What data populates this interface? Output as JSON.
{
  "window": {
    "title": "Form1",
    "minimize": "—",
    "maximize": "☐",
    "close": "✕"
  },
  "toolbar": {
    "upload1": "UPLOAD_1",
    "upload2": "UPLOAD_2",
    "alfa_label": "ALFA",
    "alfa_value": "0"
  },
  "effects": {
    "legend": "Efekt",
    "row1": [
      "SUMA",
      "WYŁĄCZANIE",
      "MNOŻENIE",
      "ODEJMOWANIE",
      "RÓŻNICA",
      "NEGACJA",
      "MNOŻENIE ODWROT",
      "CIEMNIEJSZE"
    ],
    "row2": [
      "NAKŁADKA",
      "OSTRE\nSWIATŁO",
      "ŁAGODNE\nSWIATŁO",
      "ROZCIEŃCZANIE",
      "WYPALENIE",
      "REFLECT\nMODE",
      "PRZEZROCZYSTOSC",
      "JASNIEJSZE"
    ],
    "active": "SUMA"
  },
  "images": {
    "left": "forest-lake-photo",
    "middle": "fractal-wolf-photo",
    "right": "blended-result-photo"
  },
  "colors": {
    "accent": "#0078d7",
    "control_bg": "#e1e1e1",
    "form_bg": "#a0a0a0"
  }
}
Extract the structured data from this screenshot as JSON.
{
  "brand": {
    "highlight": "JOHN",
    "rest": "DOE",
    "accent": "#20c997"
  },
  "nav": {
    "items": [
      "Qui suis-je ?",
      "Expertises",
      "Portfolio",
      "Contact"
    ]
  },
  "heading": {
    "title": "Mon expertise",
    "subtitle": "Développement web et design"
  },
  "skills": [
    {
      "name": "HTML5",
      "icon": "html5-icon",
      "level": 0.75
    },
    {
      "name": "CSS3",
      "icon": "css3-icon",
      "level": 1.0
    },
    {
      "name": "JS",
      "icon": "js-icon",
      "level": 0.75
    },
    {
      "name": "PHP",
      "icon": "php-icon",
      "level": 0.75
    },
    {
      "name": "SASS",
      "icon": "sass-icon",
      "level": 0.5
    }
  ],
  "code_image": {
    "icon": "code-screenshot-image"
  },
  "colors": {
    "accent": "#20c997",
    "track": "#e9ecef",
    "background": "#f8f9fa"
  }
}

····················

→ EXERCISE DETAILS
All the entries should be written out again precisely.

→ EXERCISE ANSWER
What data populates this interface? Output as JSON.
{
  "window": {
    "title": "Form1",
    "minimize": "—",
    "maximize": "☐",
    "close": "✕"
  },
  "toolbar": {
    "upload1": "UPLOAD_1",
    "upload2": "UPLOAD_2",
    "alfa_label": "ALFA",
    "alfa_value": "0"
  },
  "effects": {
    "legend": "Efekt",
    "row1": [
      "SUMA",
      "WYŁĄCZANIE",
      "MNOŻENIE",
      "ODEJMOWANIE",
      "RÓŻNICA",
      "NEGACJA",
      "MNOŻENIE ODWROT",
      "CIEMNIEJSZE"
    ],
    "row2": [
      "NAKŁADKA",
      "OSTRE\nSWIATŁO",
      "ŁAGODNE\nSWIATŁO",
      "ROZCIEŃCZANIE",
      "WYPALENIE",
      "REFLECT\nMODE",
      "PRZEZROCZYSTOSC",
      "JASNIEJSZE"
    ],
    "active": "SUMA"
  },
  "images": {
    "left": "forest-lake-photo",
    "middle": "fractal-wolf-photo",
    "right": "blended-result-photo"
  },
  "colors": {
    "accent": "#0078d7",
    "control_bg": "#e1e1e1",
    "form_bg": "#a0a0a0"
  }
}
Extract the structured data from this screenshot as JSON.
{
  "brand": {
    "highlight": "JOHN",
    "rest": "DOE",
    "accent": "#20c997"
  },
  "nav": {
    "items": [
      "Qui suis-je ?",
      "Expertises",
      "Portfolio",
      "Contact"
    ]
  },
  "heading": {
    "title": "Mon expertise",
    "subtitle": "Développement web et design"
  },
  "skills": [
    {
      "name": "HTML5",
      "icon": "html5-icon",
      "level": 0.75
    },
    {
      "name": "CSS3",
      "icon": "css3-icon",
      "level": 1.0
    },
    {
      "name": "JS",
      "icon": "js-icon",
      "level": 0.75
    },
    {
      "name": "PHP",
      "icon": "php-icon",
      "level": 0.75
    },
    {
      "name": "SASS",
      "icon": "sass-icon",
      "level": 0.5
    }
  ],
  "code_image": {
    "icon": "code-screenshot-image"
  },
  "colors": {
    "accent": "#20c997",
    "track": "#e9ecef",
    "background": "#f8f9fa"
  }
}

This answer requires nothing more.